EXERCISE GOAL: Pictures found in the material must be left out, and every line returned as written.

GIVEN DATA:
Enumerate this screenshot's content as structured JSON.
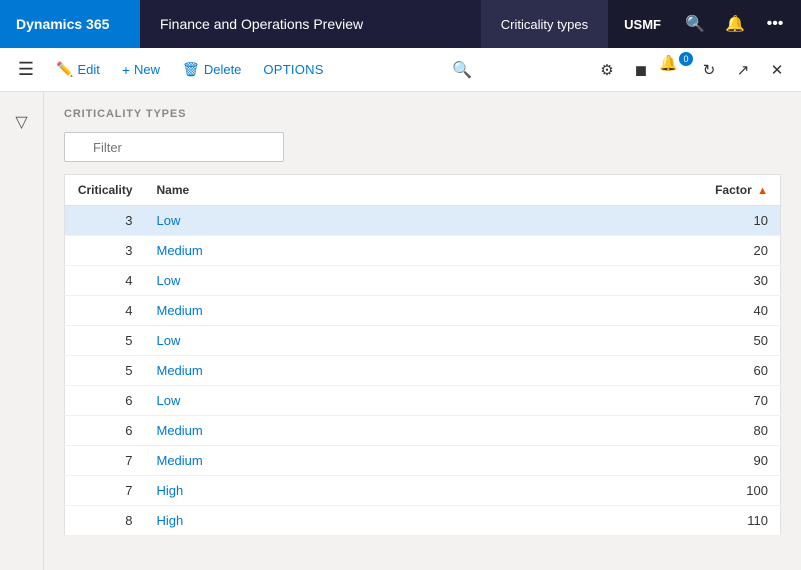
{
  "topNav": {
    "brand": "Dynamics 365",
    "title": "Finance and Operations Preview",
    "page": "Criticality types",
    "company": "USMF"
  },
  "toolbar": {
    "edit": "Edit",
    "new": "New",
    "delete": "Delete",
    "options": "OPTIONS"
  },
  "content": {
    "sectionTitle": "CRITICALITY TYPES",
    "filter": {
      "placeholder": "Filter"
    },
    "table": {
      "columns": [
        {
          "key": "criticality",
          "label": "Criticality"
        },
        {
          "key": "name",
          "label": "Name"
        },
        {
          "key": "factor",
          "label": "Factor"
        }
      ],
      "rows": [
        {
          "criticality": "3",
          "name": "Low",
          "nameClass": "name-low",
          "factor": "10",
          "selected": true
        },
        {
          "criticality": "3",
          "name": "Medium",
          "nameClass": "name-medium",
          "factor": "20",
          "selected": false
        },
        {
          "criticality": "4",
          "name": "Low",
          "nameClass": "name-low",
          "factor": "30",
          "selected": false
        },
        {
          "criticality": "4",
          "name": "Medium",
          "nameClass": "name-medium",
          "factor": "40",
          "selected": false
        },
        {
          "criticality": "5",
          "name": "Low",
          "nameClass": "name-low",
          "factor": "50",
          "selected": false
        },
        {
          "criticality": "5",
          "name": "Medium",
          "nameClass": "name-medium",
          "factor": "60",
          "selected": false
        },
        {
          "criticality": "6",
          "name": "Low",
          "nameClass": "name-low",
          "factor": "70",
          "selected": false
        },
        {
          "criticality": "6",
          "name": "Medium",
          "nameClass": "name-medium",
          "factor": "80",
          "selected": false
        },
        {
          "criticality": "7",
          "name": "Medium",
          "nameClass": "name-medium",
          "factor": "90",
          "selected": false
        },
        {
          "criticality": "7",
          "name": "High",
          "nameClass": "name-high",
          "factor": "100",
          "selected": false
        },
        {
          "criticality": "8",
          "name": "High",
          "nameClass": "name-high",
          "factor": "110",
          "selected": false
        }
      ]
    }
  }
}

COMPLETED TASK:
Enumerate this screenshot's content as structured JSON.
{
  "topNav": {
    "brand": "Dynamics 365",
    "title": "Finance and Operations Preview",
    "page": "Criticality types",
    "company": "USMF"
  },
  "toolbar": {
    "edit": "Edit",
    "new": "New",
    "delete": "Delete",
    "options": "OPTIONS"
  },
  "content": {
    "sectionTitle": "CRITICALITY TYPES",
    "filter": {
      "placeholder": "Filter"
    },
    "table": {
      "columns": [
        {
          "key": "criticality",
          "label": "Criticality"
        },
        {
          "key": "name",
          "label": "Name"
        },
        {
          "key": "factor",
          "label": "Factor"
        }
      ],
      "rows": [
        {
          "criticality": "3",
          "name": "Low",
          "nameClass": "name-low",
          "factor": "10",
          "selected": true
        },
        {
          "criticality": "3",
          "name": "Medium",
          "nameClass": "name-medium",
          "factor": "20",
          "selected": false
        },
        {
          "criticality": "4",
          "name": "Low",
          "nameClass": "name-low",
          "factor": "30",
          "selected": false
        },
        {
          "criticality": "4",
          "name": "Medium",
          "nameClass": "name-medium",
          "factor": "40",
          "selected": false
        },
        {
          "criticality": "5",
          "name": "Low",
          "nameClass": "name-low",
          "factor": "50",
          "selected": false
        },
        {
          "criticality": "5",
          "name": "Medium",
          "nameClass": "name-medium",
          "factor": "60",
          "selected": false
        },
        {
          "criticality": "6",
          "name": "Low",
          "nameClass": "name-low",
          "factor": "70",
          "selected": false
        },
        {
          "criticality": "6",
          "name": "Medium",
          "nameClass": "name-medium",
          "factor": "80",
          "selected": false
        },
        {
          "criticality": "7",
          "name": "Medium",
          "nameClass": "name-medium",
          "factor": "90",
          "selected": false
        },
        {
          "criticality": "7",
          "name": "High",
          "nameClass": "name-high",
          "factor": "100",
          "selected": false
        },
        {
          "criticality": "8",
          "name": "High",
          "nameClass": "name-high",
          "factor": "110",
          "selected": false
        }
      ]
    }
  }
}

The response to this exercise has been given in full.